The Thin Executioner
Timeline by Coleman Wylie
The Journey Begins
This event is Jebel's call to adventure that will change his life forever. When he starts this journey he is fiercely arrogant and prideful, which was normal in his homeland, but elsewhere he may not be able to be that way.
The picture shows a man who is about to journey into lands unknown with no civilization. This corresponds to Jebel's quest, which will have him traveling to very uncivilized places.
This event is a major point in Jebel's journey, a point that completely changes his views and beliefs. Once proud and arrogant, he now feels what it's like to be a slave; his outlook on life takes a significant change.
The picture shows a man chained because he is subject to the cruelties of others. Jebel is forced to face this injustice and he will never be able to think of a slave the same way again.

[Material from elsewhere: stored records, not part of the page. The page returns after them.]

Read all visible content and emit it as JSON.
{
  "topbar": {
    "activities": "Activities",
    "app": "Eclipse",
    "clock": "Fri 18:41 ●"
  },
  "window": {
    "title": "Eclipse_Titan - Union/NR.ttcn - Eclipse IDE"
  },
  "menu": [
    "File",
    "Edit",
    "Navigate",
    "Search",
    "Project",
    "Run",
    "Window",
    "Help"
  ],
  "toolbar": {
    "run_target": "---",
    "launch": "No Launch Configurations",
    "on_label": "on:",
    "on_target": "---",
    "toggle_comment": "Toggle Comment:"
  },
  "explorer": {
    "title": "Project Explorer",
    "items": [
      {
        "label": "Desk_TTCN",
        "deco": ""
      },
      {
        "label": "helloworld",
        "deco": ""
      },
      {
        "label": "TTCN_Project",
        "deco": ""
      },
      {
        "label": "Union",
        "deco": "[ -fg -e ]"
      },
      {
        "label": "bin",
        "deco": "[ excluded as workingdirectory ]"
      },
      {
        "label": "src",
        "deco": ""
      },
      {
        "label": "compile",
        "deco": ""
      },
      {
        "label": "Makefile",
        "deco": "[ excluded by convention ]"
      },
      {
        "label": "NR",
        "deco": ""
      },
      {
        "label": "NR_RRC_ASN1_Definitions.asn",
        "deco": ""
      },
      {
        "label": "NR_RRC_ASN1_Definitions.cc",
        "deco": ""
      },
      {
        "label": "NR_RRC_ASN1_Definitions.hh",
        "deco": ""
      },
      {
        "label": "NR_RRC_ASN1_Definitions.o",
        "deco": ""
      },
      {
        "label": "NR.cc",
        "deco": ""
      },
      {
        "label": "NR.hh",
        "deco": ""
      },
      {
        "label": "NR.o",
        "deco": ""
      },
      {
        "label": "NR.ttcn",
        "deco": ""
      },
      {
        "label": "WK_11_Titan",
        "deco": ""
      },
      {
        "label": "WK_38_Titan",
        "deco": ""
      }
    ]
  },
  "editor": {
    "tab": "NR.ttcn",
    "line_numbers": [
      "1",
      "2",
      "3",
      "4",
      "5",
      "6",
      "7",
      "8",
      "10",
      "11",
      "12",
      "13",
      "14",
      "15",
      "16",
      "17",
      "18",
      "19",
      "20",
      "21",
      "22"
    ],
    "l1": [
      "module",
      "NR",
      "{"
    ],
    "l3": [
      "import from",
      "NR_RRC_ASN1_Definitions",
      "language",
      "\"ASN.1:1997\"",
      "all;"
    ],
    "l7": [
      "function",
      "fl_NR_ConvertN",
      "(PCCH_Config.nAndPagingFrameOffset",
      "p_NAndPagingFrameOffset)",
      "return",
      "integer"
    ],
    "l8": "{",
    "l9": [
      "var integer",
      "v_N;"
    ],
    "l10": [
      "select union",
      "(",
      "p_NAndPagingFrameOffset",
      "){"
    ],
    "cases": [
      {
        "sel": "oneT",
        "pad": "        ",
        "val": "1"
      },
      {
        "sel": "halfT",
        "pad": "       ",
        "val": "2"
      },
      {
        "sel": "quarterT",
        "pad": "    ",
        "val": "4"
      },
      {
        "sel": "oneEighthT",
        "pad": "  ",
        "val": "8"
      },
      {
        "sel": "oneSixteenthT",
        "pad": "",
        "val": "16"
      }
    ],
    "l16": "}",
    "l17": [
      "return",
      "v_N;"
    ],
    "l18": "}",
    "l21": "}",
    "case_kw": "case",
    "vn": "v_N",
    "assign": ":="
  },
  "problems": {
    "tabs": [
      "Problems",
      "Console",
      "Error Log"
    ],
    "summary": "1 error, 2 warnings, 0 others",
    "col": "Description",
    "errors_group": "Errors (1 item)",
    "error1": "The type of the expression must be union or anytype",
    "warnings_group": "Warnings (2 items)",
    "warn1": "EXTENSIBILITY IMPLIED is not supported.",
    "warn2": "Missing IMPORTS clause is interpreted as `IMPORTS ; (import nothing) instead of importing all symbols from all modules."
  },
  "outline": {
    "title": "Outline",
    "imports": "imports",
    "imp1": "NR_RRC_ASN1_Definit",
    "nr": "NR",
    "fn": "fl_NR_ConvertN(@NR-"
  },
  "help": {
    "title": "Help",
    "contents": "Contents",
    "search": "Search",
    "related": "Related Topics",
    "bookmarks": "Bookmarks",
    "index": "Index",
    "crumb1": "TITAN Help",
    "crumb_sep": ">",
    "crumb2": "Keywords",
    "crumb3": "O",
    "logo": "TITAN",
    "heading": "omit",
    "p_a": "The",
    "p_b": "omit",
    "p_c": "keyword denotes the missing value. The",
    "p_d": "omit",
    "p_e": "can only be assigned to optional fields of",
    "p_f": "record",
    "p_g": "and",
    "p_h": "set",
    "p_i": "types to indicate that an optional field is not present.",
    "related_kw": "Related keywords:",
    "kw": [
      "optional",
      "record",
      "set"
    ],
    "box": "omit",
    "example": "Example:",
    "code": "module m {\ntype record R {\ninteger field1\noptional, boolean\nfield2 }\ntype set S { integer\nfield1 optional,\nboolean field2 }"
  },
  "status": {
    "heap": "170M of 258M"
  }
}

This point marks a major development for Jebel. His views and morals have begun to change as a result of the many perils in his quest. It is a very serious change compared to the boy who first started the journey.
The picture shows two hands shaking, which is a sign of mutual respect. Jebel and Tel Hesani have finally achieved this respect with one another, which is a large milestone in Jebel's development.
This is the duo's first experience of savagery in the form of cold-blooded murderers. These vicious people have a large part in shaping Jebel's views on killing.
The photo shows an illustration of the child savages from "Lord of the Flies", where boys became savages. This relates to the people Jebel was forced to travel with, vicious savages with no regard for life.
This is the climax of the book, Jebel's development has come full circle, and he is unable to kill Tel Hesani even though earlier in the story he hated and despised him. Jebel is now a new person with extraordinary powers to boot.
The symbol in the picture is the symbol of transformation in alchemy. It corresponds to Jebel's transformation from a proud and arrogant boy to a caring and good man.
Jebel comes to his home with his new powers and morals and effectively stops the injustice of mercilessly killing all criminals present in his culture. Because of this most of the people in his society hate him (save for a select few) but Jebel has been able to put his powers to use for the greater good.
The picture shows an executioner's axe, and Jebel, for the duration of the book, covets the position of town executioner, which is a morally grey job. Fortunately, Jebel manages to turn the profession of being execution into a means for the great good.